START MATERIAL FOR THIS EXERCISE

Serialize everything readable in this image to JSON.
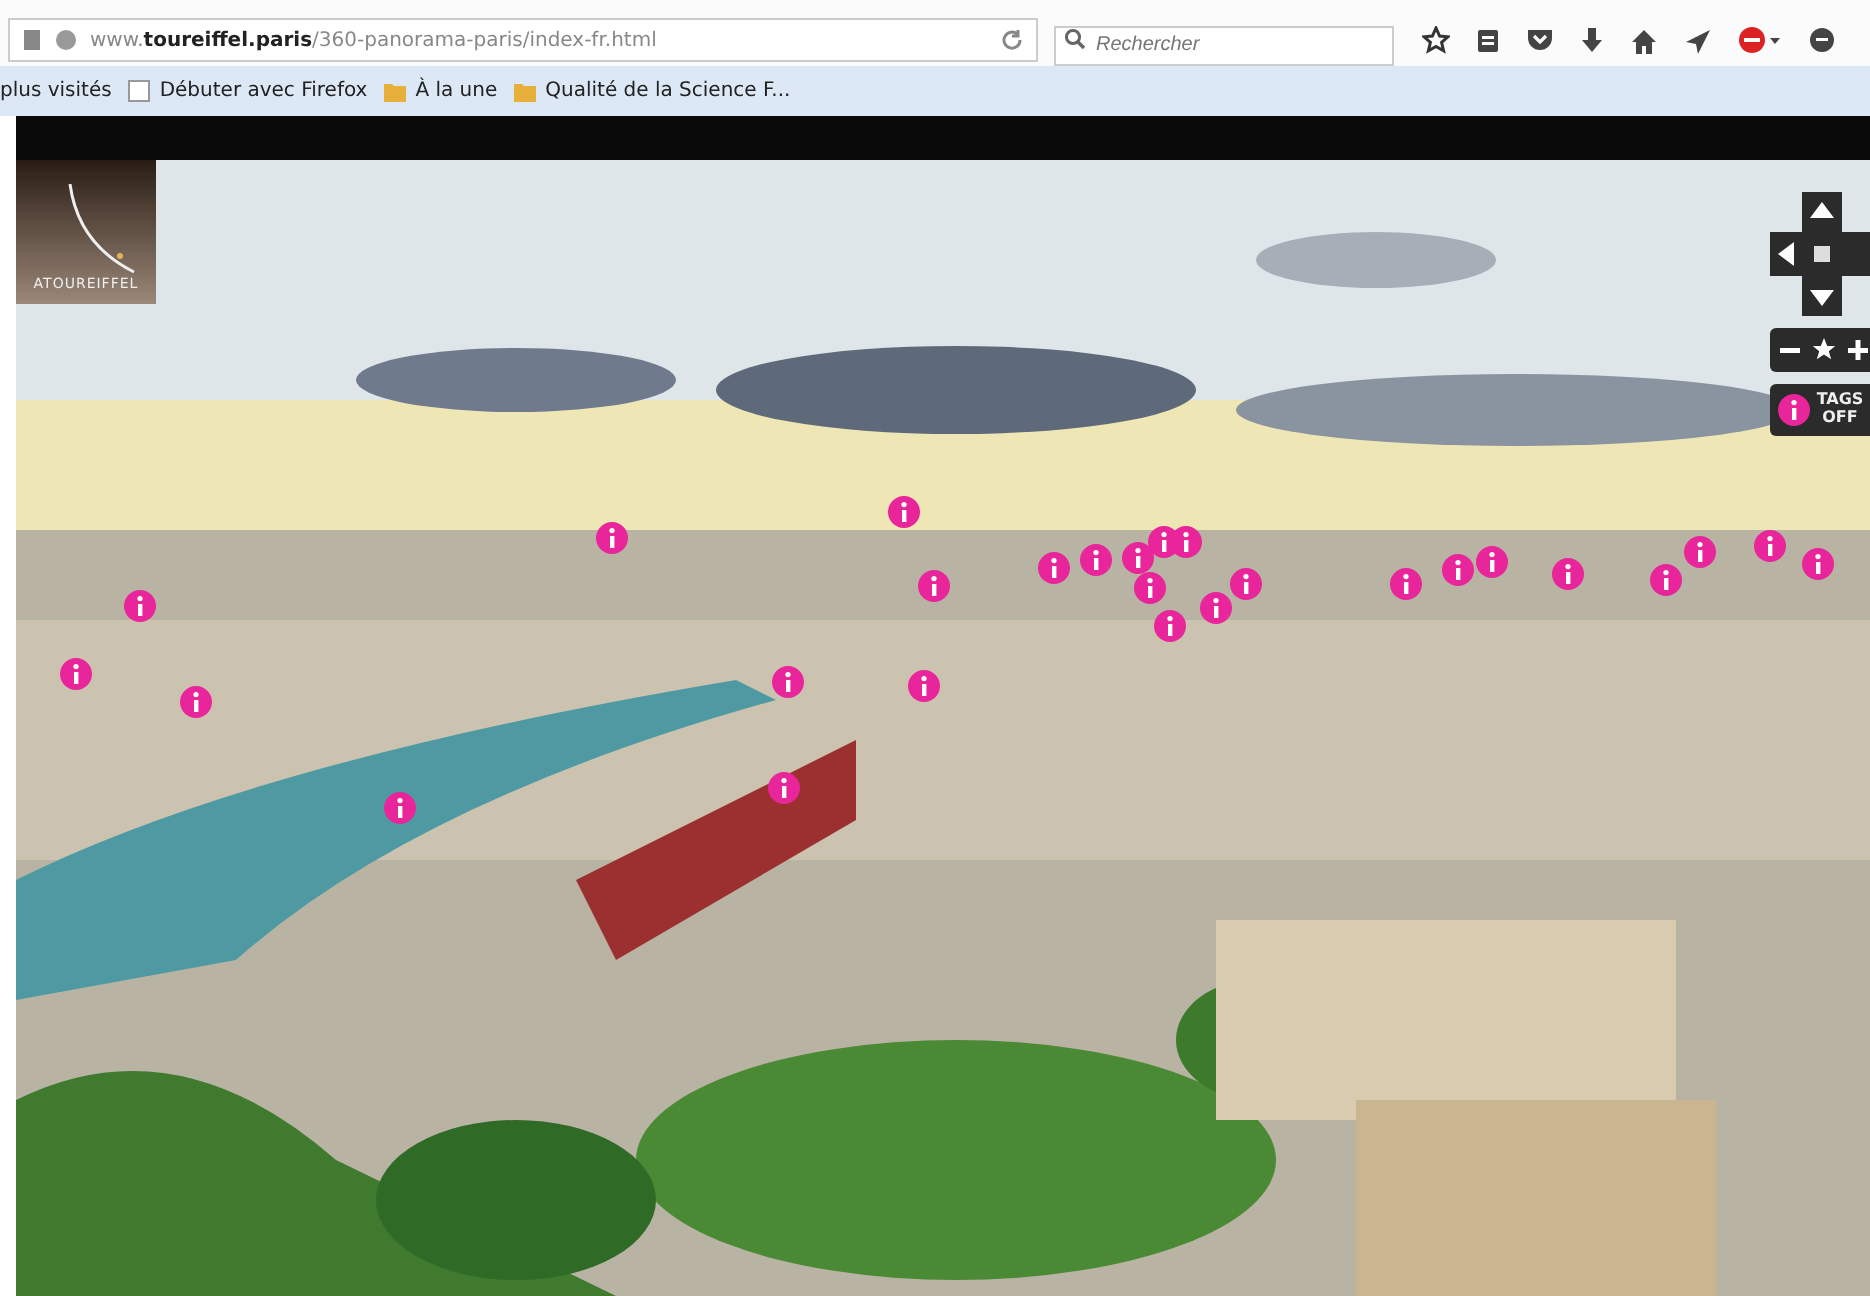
{
  "address_bar": {
    "url": "www.**toureiffel.paris**/360-panorama-paris/index-fr.html"
  },
  "search": {
    "placeholder": "Rechercher"
  },
  "bookmarks": [
    {
      "label": "plus visités",
      "kind": "text"
    },
    {
      "label": "Débuter avec Firefox",
      "kind": "page"
    },
    {
      "label": "À la une",
      "kind": "feed"
    },
    {
      "label": "Qualité de la Science F...",
      "kind": "feed"
    }
  ],
  "logo": {
    "text": "ATOUREIFFEL"
  },
  "tags_button": {
    "label": "TAGS OFF"
  }
}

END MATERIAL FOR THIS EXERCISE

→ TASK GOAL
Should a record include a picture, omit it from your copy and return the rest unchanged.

→ SOLUTION TO THIS PROBLEM
Serialize everything readable in this image to JSON.
{
  "address_bar": {
    "url": "www.**toureiffel.paris**/360-panorama-paris/index-fr.html"
  },
  "search": {
    "placeholder": "Rechercher"
  },
  "bookmarks": [
    {
      "label": "plus visités",
      "kind": "text"
    },
    {
      "label": "Débuter avec Firefox",
      "kind": "page"
    },
    {
      "label": "À la une",
      "kind": "feed"
    },
    {
      "label": "Qualité de la Science F...",
      "kind": "feed"
    }
  ],
  "logo": {
    "text": "ATOUREIFFEL"
  },
  "tags_button": {
    "label": "TAGS OFF"
  }
}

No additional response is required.